Synopses & Reviews
No human being has ever seen a triceratops or velociraptor or even the mighty Tyrannosaurus rex.
They left behind only their impressive bones. So how can scientists know what color dinosaurs were? Or if their flesh was scaly or feathered? Could that fierce T.rex
have been born with spots?
In a first for young readers, the Sibert medalist Catherine Thimmesh introduces the incredible talents of the paleoartist, whose work reanimates gone-but-never-forgotten dinosaurs in giant full-color paintings that are as strikingly beautiful as they aim to be scientifically accurate, down to the smallest detail. Follow a paleoartist through the scientific process of ascertaining the appearance of various dinosaurs from millions of years ago to learn how science, art, and imagination combine to bring us face-to-face with the past.
What makes a camel friends with a Vietnamese pig? Or a wild polar bear pals with a sled dog? In this young preschool book, Catherine Thimmesh makes us wonder at the truth and mystery of unlikely animal friendships. Because the stories behind these friendships are true, not contrived, captured by photographers in many countries ranging from Siberia to Japan, they not only give readers insight into animals but challenge preconceived notions about compatibility. This book also expresses tolerance of differences and makes us look at the kindness of animalsand#8212;and humansand#8212;a little differently.
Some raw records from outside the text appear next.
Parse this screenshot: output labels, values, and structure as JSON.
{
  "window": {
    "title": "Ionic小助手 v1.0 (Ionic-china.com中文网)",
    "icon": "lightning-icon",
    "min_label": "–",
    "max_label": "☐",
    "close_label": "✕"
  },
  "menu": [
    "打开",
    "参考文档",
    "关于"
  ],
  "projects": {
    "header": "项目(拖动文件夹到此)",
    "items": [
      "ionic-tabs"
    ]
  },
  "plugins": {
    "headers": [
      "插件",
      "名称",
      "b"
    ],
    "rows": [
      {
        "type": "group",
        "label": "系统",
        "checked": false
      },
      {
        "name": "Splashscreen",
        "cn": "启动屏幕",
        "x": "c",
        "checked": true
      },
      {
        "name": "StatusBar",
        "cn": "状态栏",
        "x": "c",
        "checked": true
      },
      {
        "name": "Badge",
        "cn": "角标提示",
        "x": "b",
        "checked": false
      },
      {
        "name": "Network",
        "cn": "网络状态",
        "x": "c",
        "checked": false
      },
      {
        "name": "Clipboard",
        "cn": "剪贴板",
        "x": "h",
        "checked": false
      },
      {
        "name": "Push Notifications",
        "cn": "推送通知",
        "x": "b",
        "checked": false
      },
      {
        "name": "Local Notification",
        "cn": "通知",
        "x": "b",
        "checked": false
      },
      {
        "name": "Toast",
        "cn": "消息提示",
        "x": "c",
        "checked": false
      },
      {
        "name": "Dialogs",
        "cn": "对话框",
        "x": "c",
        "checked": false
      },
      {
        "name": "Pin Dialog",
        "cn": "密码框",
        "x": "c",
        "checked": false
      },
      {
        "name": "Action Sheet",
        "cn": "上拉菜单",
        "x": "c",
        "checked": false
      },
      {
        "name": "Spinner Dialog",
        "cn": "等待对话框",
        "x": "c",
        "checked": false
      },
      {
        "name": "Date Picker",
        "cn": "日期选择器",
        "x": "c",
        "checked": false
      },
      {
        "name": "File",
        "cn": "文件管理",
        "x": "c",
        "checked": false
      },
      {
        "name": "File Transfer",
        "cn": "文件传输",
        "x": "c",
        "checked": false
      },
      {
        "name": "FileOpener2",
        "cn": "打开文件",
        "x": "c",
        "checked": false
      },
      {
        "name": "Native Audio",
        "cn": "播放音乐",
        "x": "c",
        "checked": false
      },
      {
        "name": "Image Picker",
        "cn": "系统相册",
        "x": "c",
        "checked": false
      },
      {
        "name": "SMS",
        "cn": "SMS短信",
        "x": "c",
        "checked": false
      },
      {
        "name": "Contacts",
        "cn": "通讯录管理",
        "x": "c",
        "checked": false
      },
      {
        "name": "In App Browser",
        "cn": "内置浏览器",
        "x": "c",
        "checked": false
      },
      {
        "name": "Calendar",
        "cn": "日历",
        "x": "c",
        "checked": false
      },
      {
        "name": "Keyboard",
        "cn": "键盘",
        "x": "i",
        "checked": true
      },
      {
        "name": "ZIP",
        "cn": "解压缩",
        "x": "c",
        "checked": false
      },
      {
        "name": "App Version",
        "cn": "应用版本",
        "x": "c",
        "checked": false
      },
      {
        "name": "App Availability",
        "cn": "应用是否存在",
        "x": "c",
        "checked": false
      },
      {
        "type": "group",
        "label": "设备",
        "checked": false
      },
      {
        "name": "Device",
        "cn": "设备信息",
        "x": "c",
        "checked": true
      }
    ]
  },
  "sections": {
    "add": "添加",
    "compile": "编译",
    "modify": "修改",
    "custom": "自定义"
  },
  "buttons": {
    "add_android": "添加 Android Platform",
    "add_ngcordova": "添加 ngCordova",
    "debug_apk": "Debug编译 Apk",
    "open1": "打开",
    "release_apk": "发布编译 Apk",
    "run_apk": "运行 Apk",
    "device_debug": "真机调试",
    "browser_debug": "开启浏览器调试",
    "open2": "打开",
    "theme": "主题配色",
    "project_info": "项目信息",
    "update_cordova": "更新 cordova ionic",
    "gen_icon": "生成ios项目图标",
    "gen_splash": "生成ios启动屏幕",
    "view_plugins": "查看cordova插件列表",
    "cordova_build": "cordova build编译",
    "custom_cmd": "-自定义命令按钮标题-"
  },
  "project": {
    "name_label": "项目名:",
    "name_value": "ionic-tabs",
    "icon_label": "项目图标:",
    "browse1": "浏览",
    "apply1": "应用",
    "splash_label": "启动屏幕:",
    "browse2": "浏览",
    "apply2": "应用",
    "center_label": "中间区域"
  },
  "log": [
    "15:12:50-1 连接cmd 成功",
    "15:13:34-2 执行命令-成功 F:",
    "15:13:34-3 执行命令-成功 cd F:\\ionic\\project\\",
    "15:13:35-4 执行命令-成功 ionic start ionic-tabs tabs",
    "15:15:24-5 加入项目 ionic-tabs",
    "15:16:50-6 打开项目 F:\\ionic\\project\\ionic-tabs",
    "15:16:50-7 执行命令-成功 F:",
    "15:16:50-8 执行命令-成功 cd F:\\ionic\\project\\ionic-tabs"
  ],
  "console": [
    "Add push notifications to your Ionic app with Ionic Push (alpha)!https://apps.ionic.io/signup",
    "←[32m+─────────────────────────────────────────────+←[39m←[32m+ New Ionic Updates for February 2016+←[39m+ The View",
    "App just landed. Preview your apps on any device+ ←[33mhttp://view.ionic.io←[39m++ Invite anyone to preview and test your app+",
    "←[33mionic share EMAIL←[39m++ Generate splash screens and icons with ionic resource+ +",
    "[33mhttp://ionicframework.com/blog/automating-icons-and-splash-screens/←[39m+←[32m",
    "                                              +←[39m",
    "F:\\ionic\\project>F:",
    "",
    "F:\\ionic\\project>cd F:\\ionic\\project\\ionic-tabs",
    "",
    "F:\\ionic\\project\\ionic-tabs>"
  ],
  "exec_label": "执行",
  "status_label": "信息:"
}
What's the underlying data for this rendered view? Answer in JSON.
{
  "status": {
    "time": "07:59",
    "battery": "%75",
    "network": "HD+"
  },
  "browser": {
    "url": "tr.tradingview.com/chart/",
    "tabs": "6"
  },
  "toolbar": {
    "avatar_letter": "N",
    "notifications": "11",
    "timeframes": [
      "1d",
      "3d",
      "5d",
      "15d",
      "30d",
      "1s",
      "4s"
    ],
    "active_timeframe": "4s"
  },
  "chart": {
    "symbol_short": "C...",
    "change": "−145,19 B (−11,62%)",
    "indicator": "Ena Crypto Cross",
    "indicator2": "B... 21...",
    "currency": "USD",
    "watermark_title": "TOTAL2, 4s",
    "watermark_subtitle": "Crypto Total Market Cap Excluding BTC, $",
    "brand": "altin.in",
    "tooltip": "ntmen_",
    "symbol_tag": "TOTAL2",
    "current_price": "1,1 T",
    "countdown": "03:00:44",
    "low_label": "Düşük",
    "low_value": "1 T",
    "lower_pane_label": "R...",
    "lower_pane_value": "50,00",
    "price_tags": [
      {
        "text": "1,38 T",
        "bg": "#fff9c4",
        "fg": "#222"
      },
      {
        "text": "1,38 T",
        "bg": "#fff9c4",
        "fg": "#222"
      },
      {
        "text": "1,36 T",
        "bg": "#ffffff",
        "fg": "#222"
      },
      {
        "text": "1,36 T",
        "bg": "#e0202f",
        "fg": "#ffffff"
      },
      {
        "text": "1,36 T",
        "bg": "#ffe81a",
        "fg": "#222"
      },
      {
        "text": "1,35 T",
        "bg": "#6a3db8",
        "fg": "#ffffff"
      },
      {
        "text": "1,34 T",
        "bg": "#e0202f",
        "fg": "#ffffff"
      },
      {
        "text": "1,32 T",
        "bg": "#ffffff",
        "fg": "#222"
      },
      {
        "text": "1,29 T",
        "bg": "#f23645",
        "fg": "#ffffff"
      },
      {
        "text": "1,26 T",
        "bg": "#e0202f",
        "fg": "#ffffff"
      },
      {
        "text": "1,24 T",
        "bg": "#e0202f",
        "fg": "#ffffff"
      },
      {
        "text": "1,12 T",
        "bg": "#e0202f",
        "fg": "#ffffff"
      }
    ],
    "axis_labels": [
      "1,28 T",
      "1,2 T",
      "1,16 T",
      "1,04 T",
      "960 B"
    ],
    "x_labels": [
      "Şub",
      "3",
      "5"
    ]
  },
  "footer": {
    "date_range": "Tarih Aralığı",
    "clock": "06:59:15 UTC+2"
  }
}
A moving true story from the author of The Librarian of Basra
Set during the devastating tsunami of 2004, MAMA
is the touching true story of a baby hippo that was separated from his mother when the wave hit. After struggling alone for several days, the baby was rescued by Kenyan wildlife officers and brought to live in an animal refuge. There, all by himself, he adopted a new "mother"--that just happened to be a 130-year-old giant male tortoise. And they've been inseparable ever since.
Although MAMA takes place against the backdrop of a terrible human tragedy, at the heart of this story is a moving and original tale of adoption--and of finding love and companionship in the least likely of circumstances.
Includes an author's note.
What makes a camel friends with a Vietnamese pig? Or a wild polar bear with a sled dog? In a young preschool book, Catherine Thimmesh makes us wonder at the truth and mystery of unlikely animal friendships. Because the stories behind these friendships are true, not contrived, they not only give readers insight into animals, but challenge preconceived notions about compatability. Without becoming didactic or laden with message, this book expresses tolerance of differences and makes us look the kindness of animals -- and humans -- a little differently.
Because they were there at just the right time, photographers in Siberia, India, Africa, the U.S., China, England, Germany and Japan were able to capture the truth and mystery of these existing friendships.
Sibert medalist Catherine Thimmesh unravels the mystery of how we bring to life a creature that no one has ever seen before. Strikingly illustrated with full-color images of some of the most beautiful and accurate dinosaur art available.
The Caldecott honor-winning team of Steve Jenkins and Robin Page draw inspiration from graphic novels to bringand#160;symbiosis to life in this stunning nonfiction picture book.
andlt;STARandgt;"Another outstanding offering from this extraordinarily talented couple." and#8212;School Library Journal
, starred review and#160; How to Clean a Hippopotamus,
a book about animal symbiosis, offers readers a close-up, step-by-step view of natureand#8217;s fascinating partnerships. Find out why a mongoose comes running when a warthog lies down, how a crab and an iguana help each other out, why ravens follow wolves, and more. Witness the ingenious lifestyles of some of the worldand#8217;s most unusual animal partners in this book of curious biology, a symbiotic collaboration by Steve Jenkins and Robin Page.
About the Author
Robin Page lives in Boulder, Colorado, with her husband and collaborator, Steve Jenkins, and their three children. Along with writing and illustrating childrenand#8217;s books, Steve and Robin run a graphic design studio.
Steve Jenkins has written and illustrated many nonfiction picture books for young readers, including the Caldecott Honor-winning What Do You Do with a Tail Like This? His books have been called stunning, eye-popping, inventive, gorgeous, masterful, extraordinary, playful, irresistible, compelling, engaging, accessible, glorious, and informative. He lives in Boulder, Colorado with his wife and frequent collaborator, Robin Page, and their children.